- [GOAL OF THE EXERCISE]:
Go through the listing below. Copy each line that has the string "characters".

- [RECORDS]:

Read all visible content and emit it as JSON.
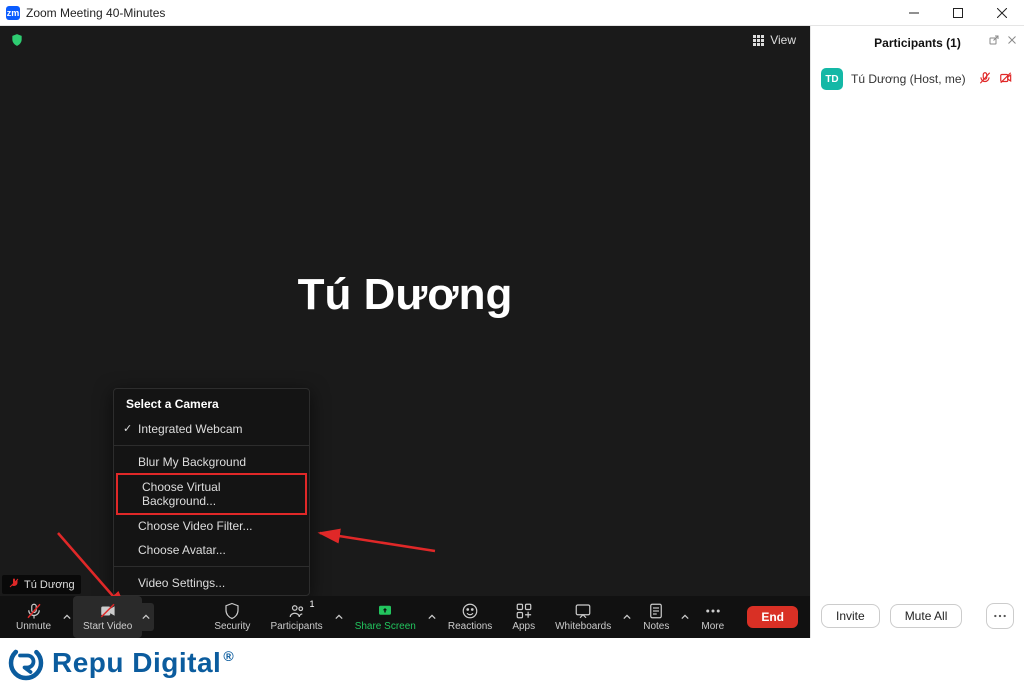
{
  "window": {
    "title": "Zoom Meeting 40-Minutes"
  },
  "meeting": {
    "view_label": "View",
    "display_name": "Tú Dương",
    "name_tag": "Tú Dương"
  },
  "camera_menu": {
    "header": "Select a Camera",
    "integrated": "Integrated Webcam",
    "blur": "Blur My Background",
    "virtual_bg": "Choose Virtual Background...",
    "video_filter": "Choose Video Filter...",
    "avatar": "Choose Avatar...",
    "settings": "Video Settings..."
  },
  "toolbar": {
    "unmute": "Unmute",
    "start_video": "Start Video",
    "security": "Security",
    "participants": "Participants",
    "participants_badge": "1",
    "share_screen": "Share Screen",
    "reactions": "Reactions",
    "apps": "Apps",
    "whiteboards": "Whiteboards",
    "notes": "Notes",
    "more": "More",
    "end": "End"
  },
  "participants_panel": {
    "title": "Participants (1)",
    "items": [
      {
        "initials": "TD",
        "label": "Tú Dương (Host, me)"
      }
    ],
    "invite": "Invite",
    "mute_all": "Mute All"
  },
  "brand": {
    "text": "Repu Digital",
    "reg": "®"
  }
}
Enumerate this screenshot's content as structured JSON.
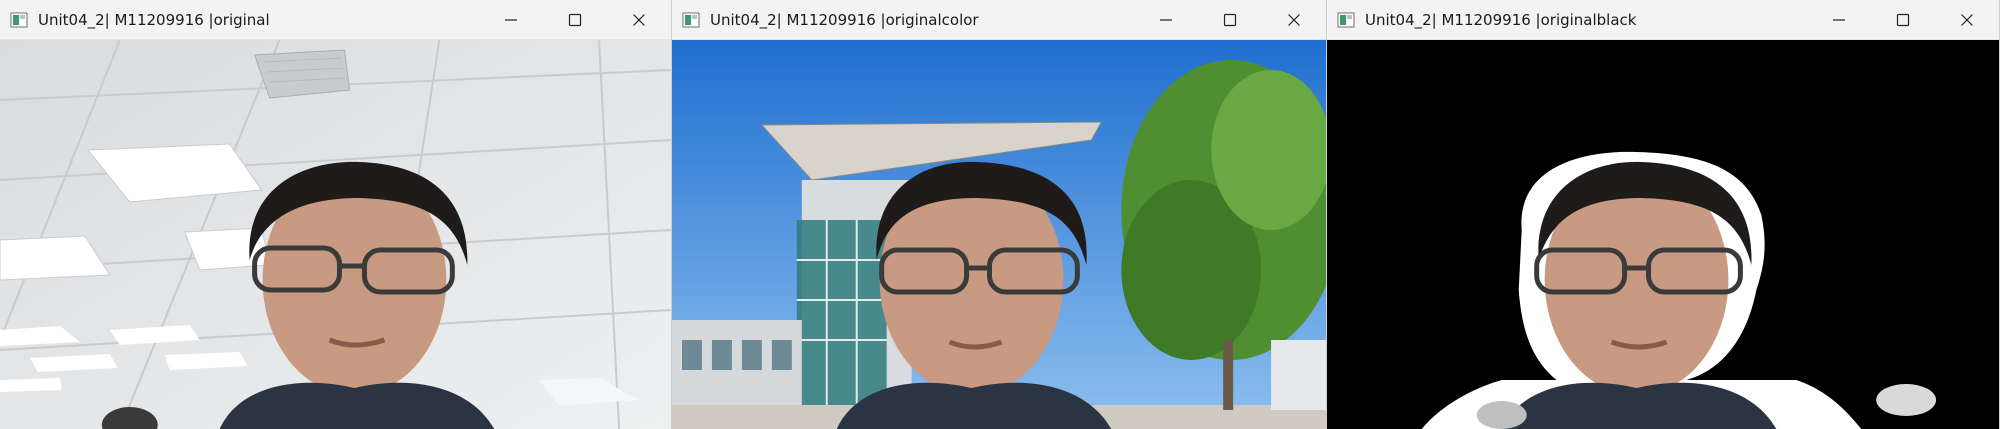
{
  "windows": [
    {
      "title": "Unit04_2| M11209916 |original",
      "variant": "office-background",
      "background_color": "#e4e7ea"
    },
    {
      "title": "Unit04_2| M11209916 |originalcolor",
      "variant": "outdoor-building-background",
      "background_color": "#3a86d6"
    },
    {
      "title": "Unit04_2| M11209916 |originalblack",
      "variant": "black-background",
      "background_color": "#000000"
    }
  ],
  "controls": {
    "minimize_icon": "minimize-icon",
    "maximize_icon": "maximize-icon",
    "close_icon": "close-icon"
  },
  "colors": {
    "titlebar": "#f3f3f3",
    "title_text": "#1a1a1a"
  }
}
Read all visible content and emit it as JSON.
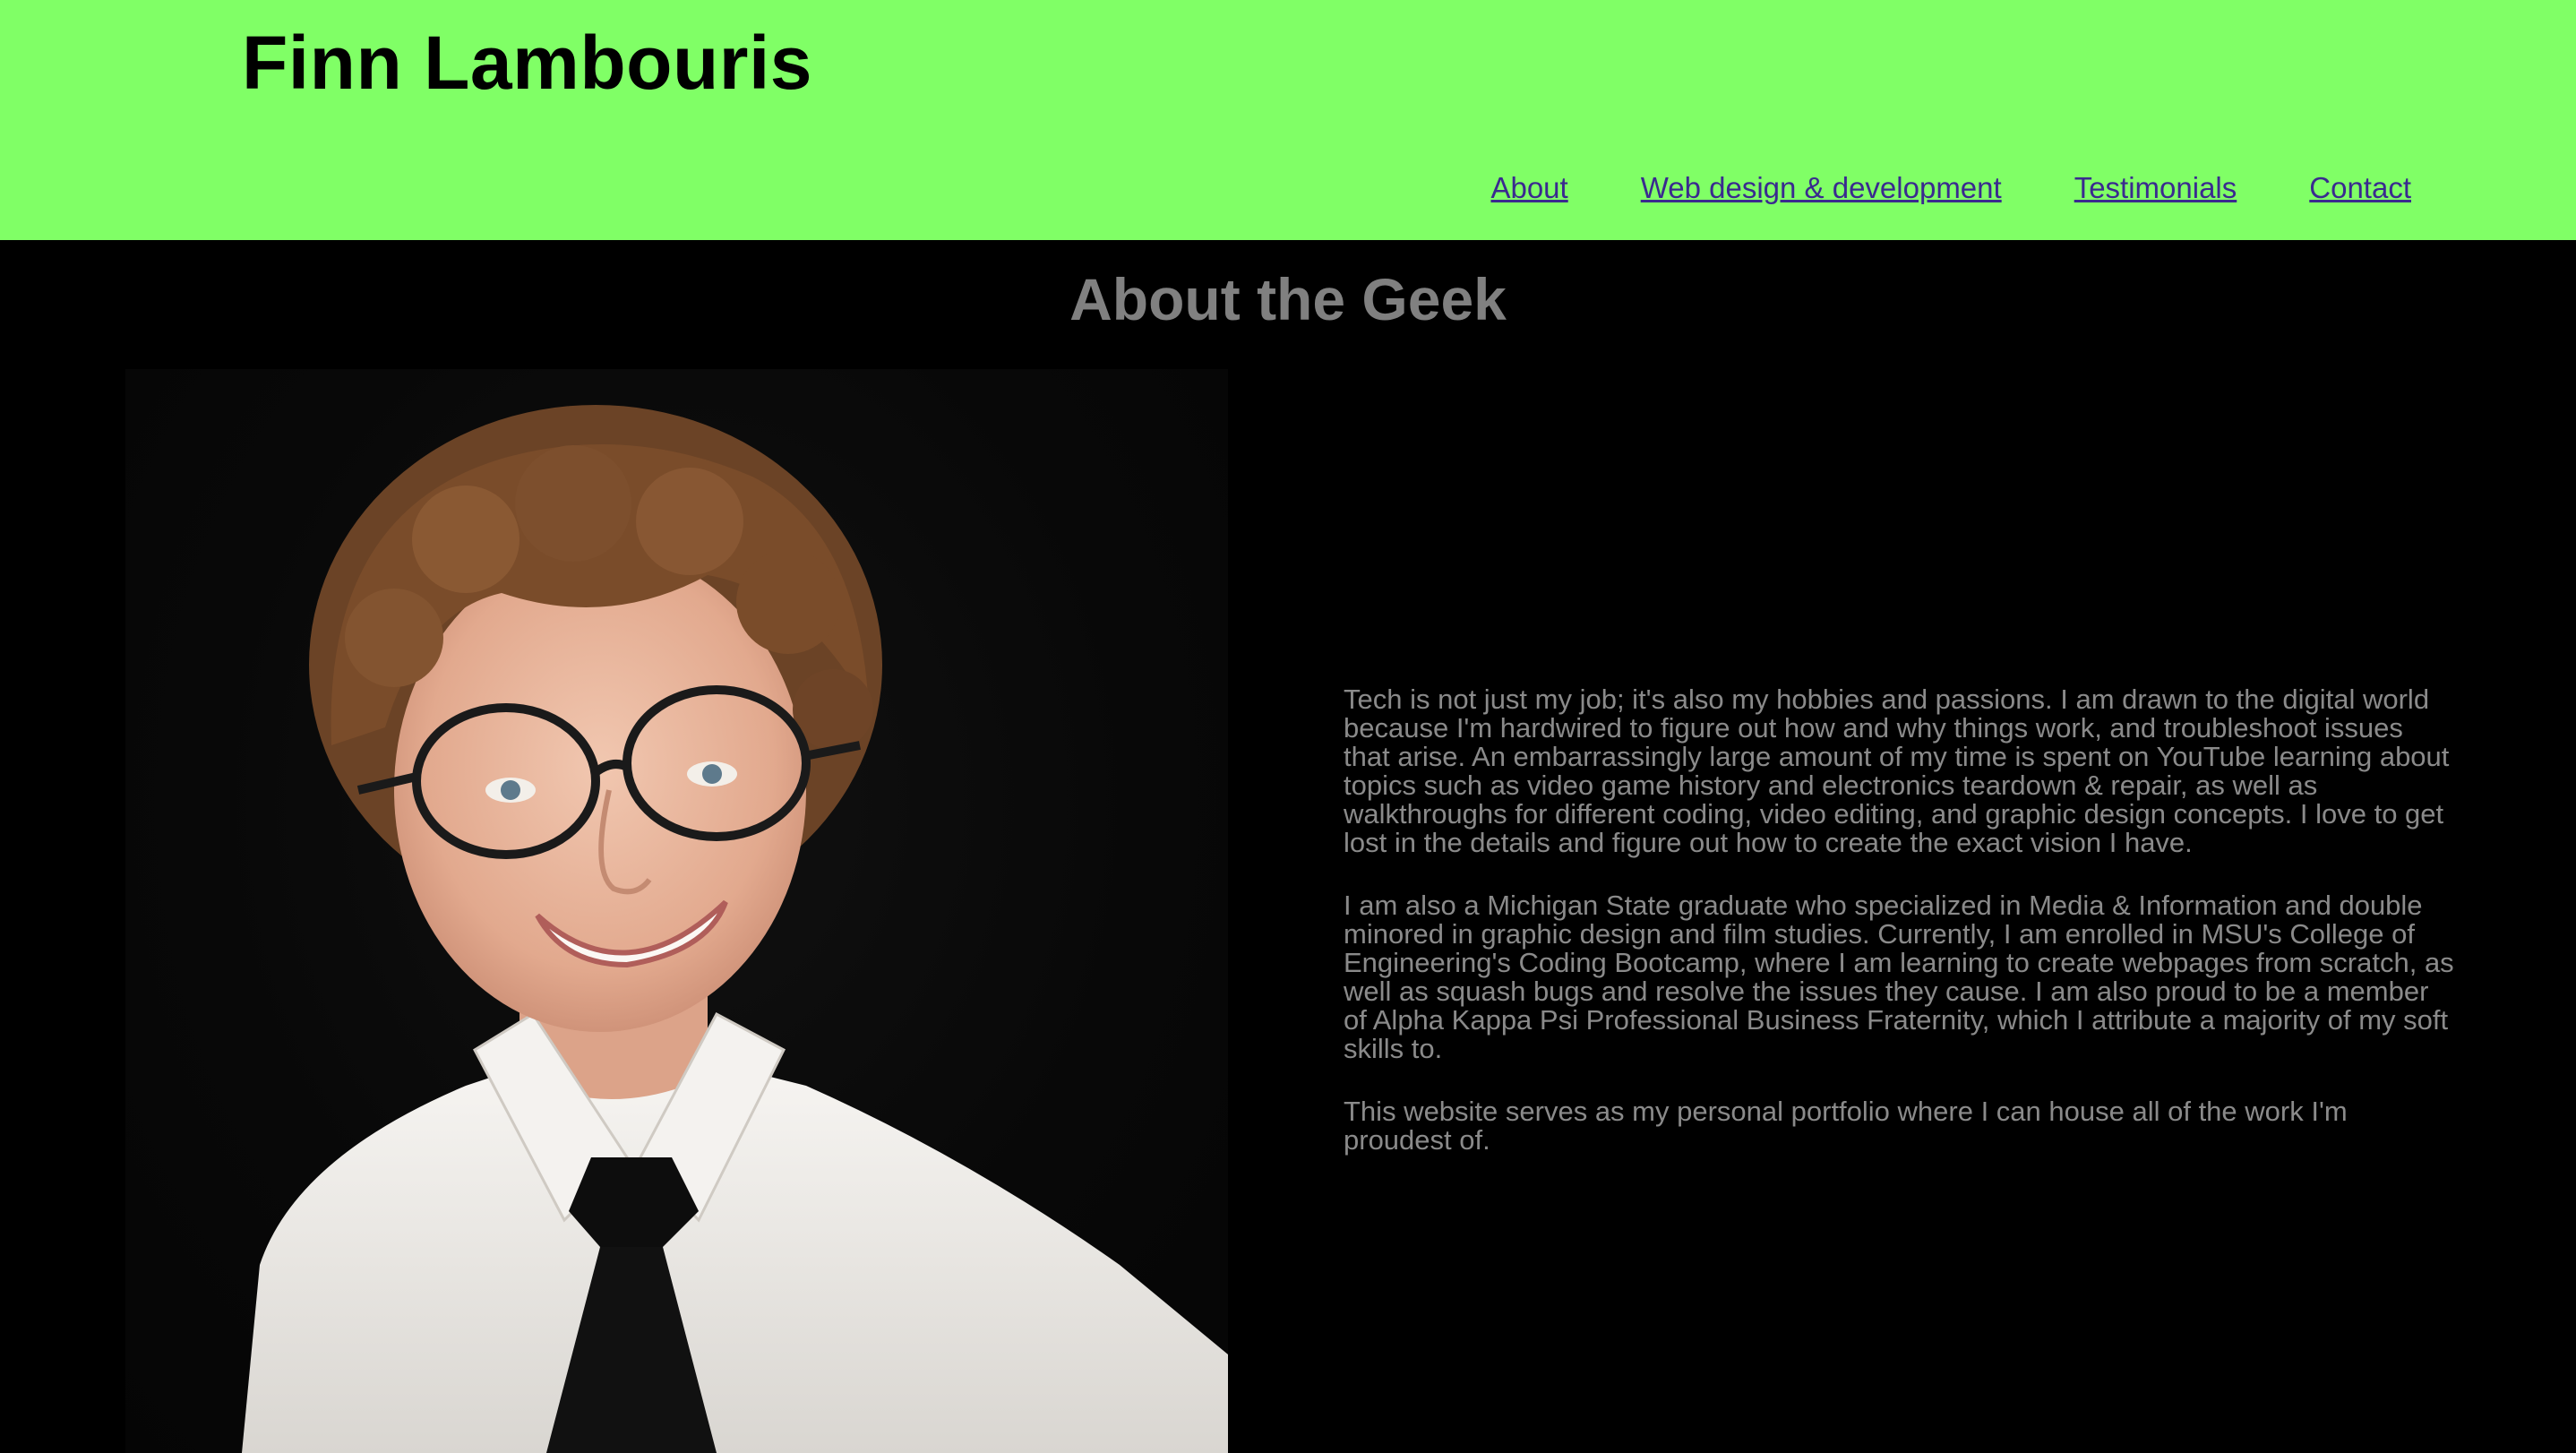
{
  "header": {
    "title": "Finn Lambouris",
    "background_color": "#80ff66"
  },
  "nav": {
    "items": [
      {
        "label": "About"
      },
      {
        "label": "Web design & development"
      },
      {
        "label": "Testimonials"
      },
      {
        "label": "Contact"
      }
    ],
    "link_color": "#3a2a8f"
  },
  "about": {
    "heading": "About the Geek",
    "paragraphs": [
      "Tech is not just my job; it's also my hobbies and passions. I am drawn to the digital world because I'm hardwired to figure out how and why things work, and troubleshoot issues that arise. An embarrassingly large amount of my time is spent on YouTube learning about topics such as video game history and electronics teardown & repair, as well as walkthroughs for different coding, video editing, and graphic design concepts. I love to get lost in the details and figure out how to create the exact vision I have.",
      "I am also a Michigan State graduate who specialized in Media & Information and double minored in graphic design and film studies. Currently, I am enrolled in MSU's College of Engineering's Coding Bootcamp, where I am learning to create webpages from scratch, as well as squash bugs and resolve the issues they cause. I am also proud to be a member of Alpha Kappa Psi Professional Business Fraternity, which I attribute a majority of my soft skills to.",
      "This website serves as my personal portfolio where I can house all of the work I'm proudest of."
    ],
    "text_color": "#8a8a8a",
    "photo_icon": "portrait-photo"
  }
}
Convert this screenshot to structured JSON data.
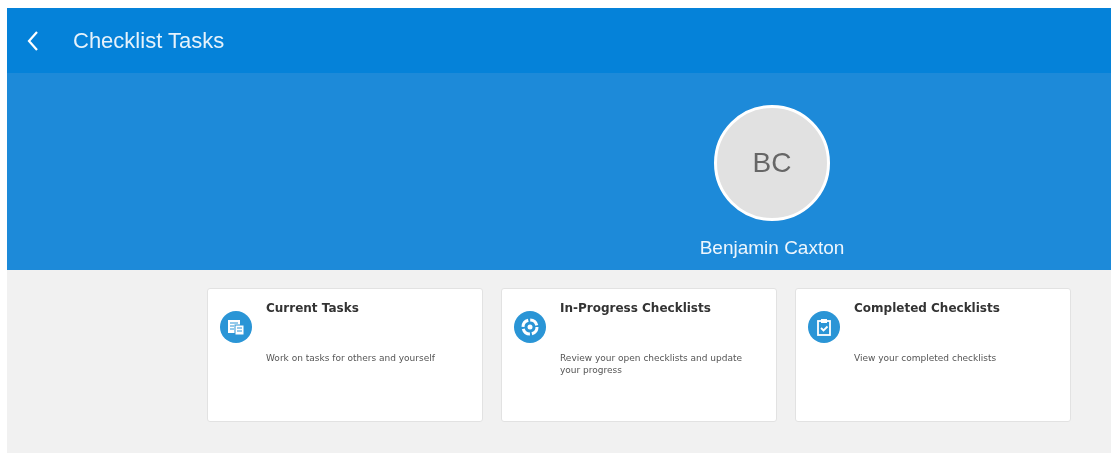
{
  "header": {
    "title": "Checklist Tasks"
  },
  "profile": {
    "initials": "BC",
    "name": "Benjamin Caxton"
  },
  "cards": [
    {
      "title": "Current Tasks",
      "description": "Work on tasks for others and yourself"
    },
    {
      "title": "In-Progress Checklists",
      "description": "Review your open checklists and update your progress"
    },
    {
      "title": "Completed Checklists",
      "description": "View your completed checklists"
    }
  ]
}
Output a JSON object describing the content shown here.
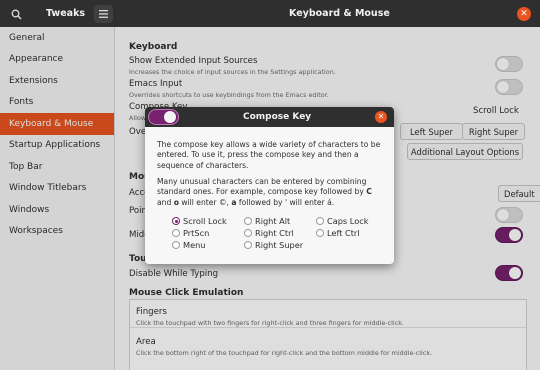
{
  "titlebar": {
    "app_title": "Tweaks",
    "window_title": "Keyboard & Mouse",
    "search_icon": "search-icon",
    "menu_icon": "hamburger-menu-icon",
    "close_icon": "close-icon"
  },
  "sidebar": {
    "items": [
      {
        "label": "General"
      },
      {
        "label": "Appearance"
      },
      {
        "label": "Extensions"
      },
      {
        "label": "Fonts"
      },
      {
        "label": "Keyboard & Mouse"
      },
      {
        "label": "Startup Applications"
      },
      {
        "label": "Top Bar"
      },
      {
        "label": "Window Titlebars"
      },
      {
        "label": "Windows"
      },
      {
        "label": "Workspaces"
      }
    ],
    "active_index": 4
  },
  "main": {
    "keyboard": {
      "heading": "Keyboard",
      "show_ext_label": "Show Extended Input Sources",
      "show_ext_desc": "Increases the choice of input sources in the Settings application.",
      "emacs_label": "Emacs Input",
      "emacs_desc": "Overrides shortcuts to use keybindings from the Emacs editor.",
      "compose_label": "Compose Key",
      "compose_value": "Scroll Lock",
      "allow_fragment": "Allow",
      "overview_fragment": "Ove",
      "super_left": "Left Super",
      "super_right": "Right Super",
      "additional_layout": "Additional Layout Options"
    },
    "mouse": {
      "heading_fragment": "Mou",
      "accel_fragment": "Acce",
      "accel_value": "Default",
      "pointer_fragment": "Poin",
      "middle_fragment": "Midd"
    },
    "touchpad": {
      "heading_fragment": "Touc",
      "disable_typing": "Disable While Typing"
    },
    "emulation": {
      "heading": "Mouse Click Emulation",
      "fingers_title": "Fingers",
      "fingers_desc": "Click the touchpad with two fingers for right-click and three fingers for middle-click.",
      "area_title": "Area",
      "area_desc": "Click the bottom right of the touchpad for right-click and the bottom middle for middle-click."
    }
  },
  "dialog": {
    "title": "Compose Key",
    "para1": "The compose key allows a wide variety of characters to be entered. To use it, press the compose key and then a sequence of characters.",
    "para2a": "Many unusual characters can be entered by combining standard ones. For example, compose key followed by ",
    "para2_c": "C",
    "para2b": " and ",
    "para2_o": "o",
    "para2c": " will enter ©, ",
    "para2_a": "a",
    "para2d": " followed by ' will enter á.",
    "options": [
      {
        "label": "Scroll Lock",
        "selected": true
      },
      {
        "label": "Right Alt",
        "selected": false
      },
      {
        "label": "Caps Lock",
        "selected": false
      },
      {
        "label": "PrtScn",
        "selected": false
      },
      {
        "label": "Right Ctrl",
        "selected": false
      },
      {
        "label": "Left Ctrl",
        "selected": false
      },
      {
        "label": "Menu",
        "selected": false
      },
      {
        "label": "Right Super",
        "selected": false
      }
    ]
  },
  "colors": {
    "accent_orange": "#e95420",
    "toggle_purple": "#77216f",
    "titlebar_dark": "#2f2f2f"
  }
}
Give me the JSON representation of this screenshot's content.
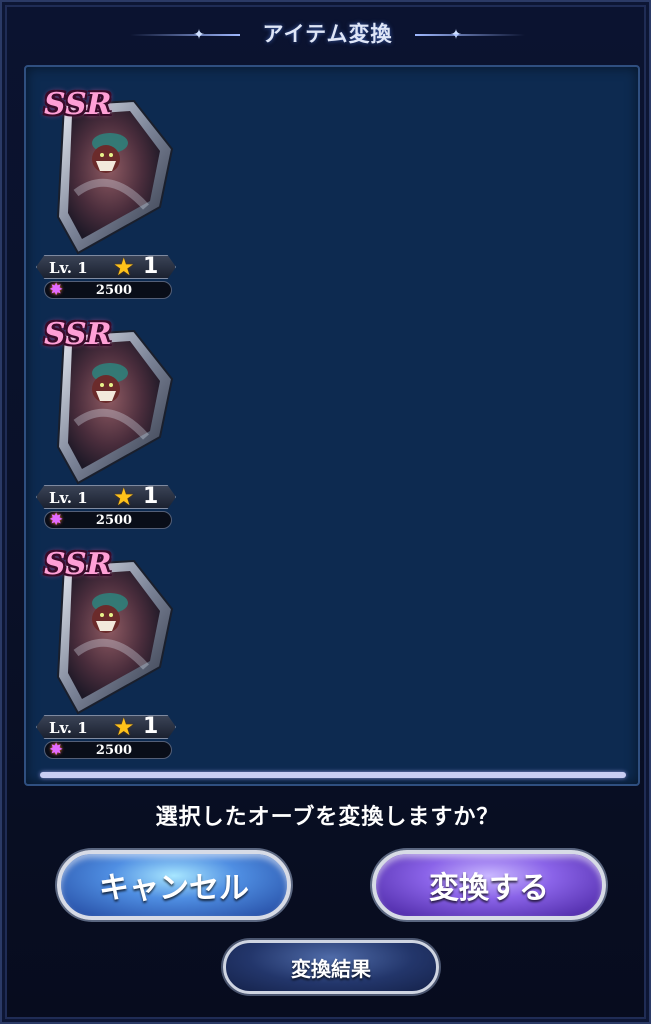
{
  "header": {
    "title": "アイテム変換"
  },
  "orbs": [
    {
      "rarity": "SSR",
      "level_label": "Lv. 1",
      "stars": "1",
      "points": "2500"
    },
    {
      "rarity": "SSR",
      "level_label": "Lv. 1",
      "stars": "1",
      "points": "2500"
    },
    {
      "rarity": "SSR",
      "level_label": "Lv. 1",
      "stars": "1",
      "points": "2500"
    }
  ],
  "prompt": {
    "question": "選択したオーブを変換しますか？"
  },
  "buttons": {
    "cancel_label": "キャンセル",
    "convert_label": "変換する",
    "result_label": "変換結果"
  },
  "colors": {
    "panel_bg": "#0d2a50",
    "rarity_pink": "#ff9fd6",
    "cancel_blue": "#4f8ee2",
    "convert_purple": "#8a63e8",
    "star_gold": "#ffc21a"
  },
  "icons": {
    "star": "star-icon",
    "crystal": "crystal-icon",
    "orb": "shield-orb-icon"
  }
}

- [ANSWER SPACE]:
    "para1": "The compose key allows a wide variety of characters to be entered. To use it, press the compose key and then a sequence of characters.",
    "para2a": "Many unusual characters can be entered by combining standard ones. For example, compose key followed by ",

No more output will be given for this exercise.